Work item -
Every line of the records below that holds the word "link" should be copied out.

Items listed in a dataset:
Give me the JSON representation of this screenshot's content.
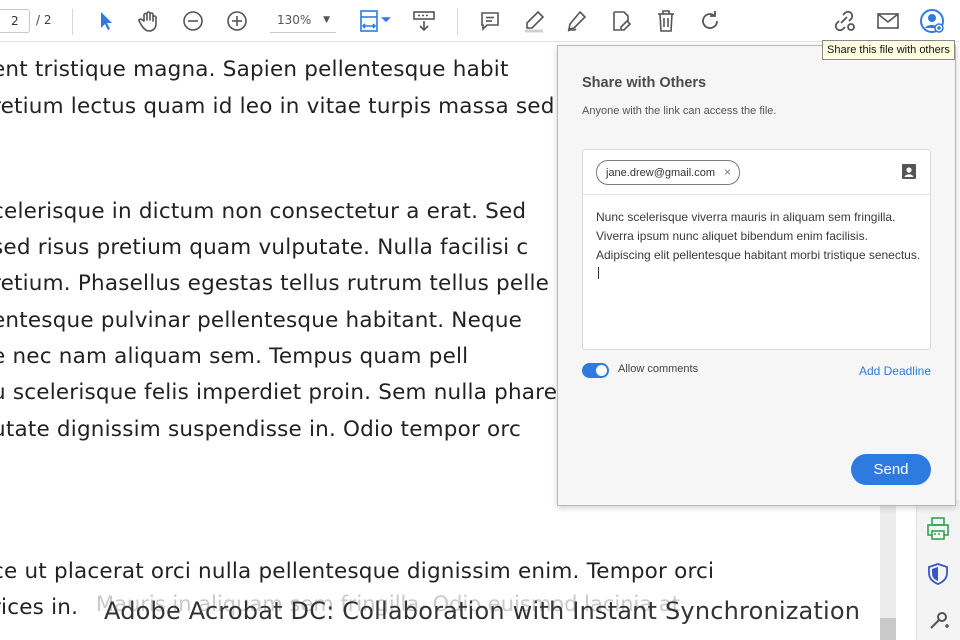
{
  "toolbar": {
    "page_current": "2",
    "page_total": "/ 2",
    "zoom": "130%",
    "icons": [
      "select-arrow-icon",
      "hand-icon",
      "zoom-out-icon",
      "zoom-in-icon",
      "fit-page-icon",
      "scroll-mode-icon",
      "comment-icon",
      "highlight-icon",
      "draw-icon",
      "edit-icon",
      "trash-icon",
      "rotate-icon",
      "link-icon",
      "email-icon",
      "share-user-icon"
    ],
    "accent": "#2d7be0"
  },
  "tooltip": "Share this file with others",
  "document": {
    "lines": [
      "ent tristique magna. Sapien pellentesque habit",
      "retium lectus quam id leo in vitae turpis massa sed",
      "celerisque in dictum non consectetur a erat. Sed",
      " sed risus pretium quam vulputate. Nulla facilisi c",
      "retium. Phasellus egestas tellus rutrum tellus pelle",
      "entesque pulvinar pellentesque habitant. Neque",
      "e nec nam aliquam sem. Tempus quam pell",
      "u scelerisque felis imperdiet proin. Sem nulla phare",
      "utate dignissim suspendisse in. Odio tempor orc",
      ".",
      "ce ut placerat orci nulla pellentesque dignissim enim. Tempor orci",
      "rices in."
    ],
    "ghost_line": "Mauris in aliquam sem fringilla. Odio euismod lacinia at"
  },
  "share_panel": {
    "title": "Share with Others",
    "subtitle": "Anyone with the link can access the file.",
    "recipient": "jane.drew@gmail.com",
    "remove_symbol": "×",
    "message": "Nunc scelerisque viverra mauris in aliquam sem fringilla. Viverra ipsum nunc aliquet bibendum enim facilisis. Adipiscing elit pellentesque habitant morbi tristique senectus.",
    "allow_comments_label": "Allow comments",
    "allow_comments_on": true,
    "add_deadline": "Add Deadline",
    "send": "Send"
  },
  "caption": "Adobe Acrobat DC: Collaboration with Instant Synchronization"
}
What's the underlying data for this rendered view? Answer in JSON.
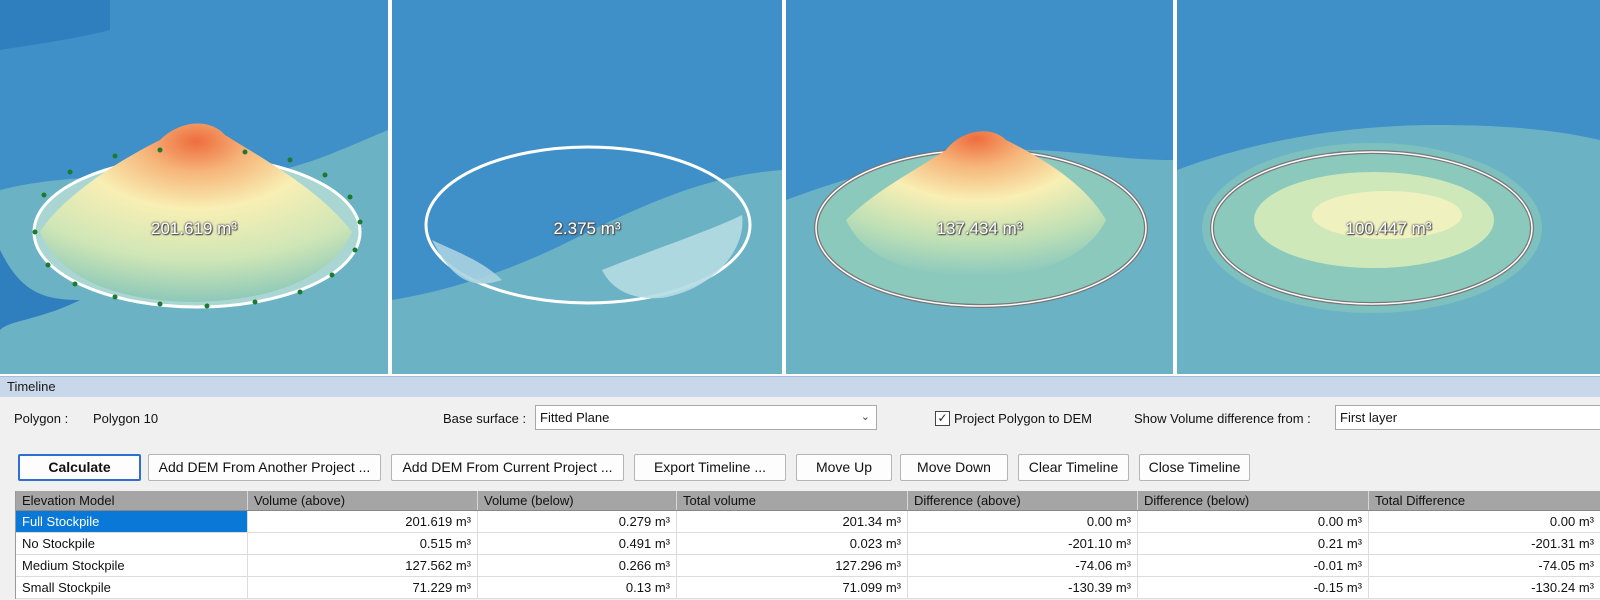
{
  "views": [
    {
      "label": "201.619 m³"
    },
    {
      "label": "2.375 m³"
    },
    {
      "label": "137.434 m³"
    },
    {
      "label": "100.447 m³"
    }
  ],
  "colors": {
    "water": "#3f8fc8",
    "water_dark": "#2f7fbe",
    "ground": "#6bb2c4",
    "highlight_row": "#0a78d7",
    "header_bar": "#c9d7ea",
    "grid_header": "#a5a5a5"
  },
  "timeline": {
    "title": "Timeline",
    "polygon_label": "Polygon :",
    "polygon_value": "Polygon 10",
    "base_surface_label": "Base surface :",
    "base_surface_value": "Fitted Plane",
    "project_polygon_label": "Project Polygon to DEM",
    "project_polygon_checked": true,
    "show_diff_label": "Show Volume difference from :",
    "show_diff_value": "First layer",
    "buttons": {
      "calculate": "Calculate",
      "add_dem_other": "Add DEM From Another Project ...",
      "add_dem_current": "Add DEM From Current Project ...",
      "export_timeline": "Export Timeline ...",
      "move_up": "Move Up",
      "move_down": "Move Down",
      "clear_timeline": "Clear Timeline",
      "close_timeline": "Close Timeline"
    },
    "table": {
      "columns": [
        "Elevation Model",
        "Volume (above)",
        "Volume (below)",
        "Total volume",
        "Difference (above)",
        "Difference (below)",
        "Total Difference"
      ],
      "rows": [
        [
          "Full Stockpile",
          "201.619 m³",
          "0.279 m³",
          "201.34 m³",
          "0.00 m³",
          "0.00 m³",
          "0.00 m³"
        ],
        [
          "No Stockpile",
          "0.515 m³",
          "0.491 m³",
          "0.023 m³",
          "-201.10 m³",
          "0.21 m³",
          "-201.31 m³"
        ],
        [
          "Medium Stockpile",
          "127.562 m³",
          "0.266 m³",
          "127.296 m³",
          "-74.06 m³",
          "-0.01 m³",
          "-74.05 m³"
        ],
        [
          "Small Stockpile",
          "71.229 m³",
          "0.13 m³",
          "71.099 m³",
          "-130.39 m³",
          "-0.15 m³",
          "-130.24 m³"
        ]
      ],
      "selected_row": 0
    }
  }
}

Task output -
      "link-icon",
    "subtitle": "Anyone with the link can access the file.",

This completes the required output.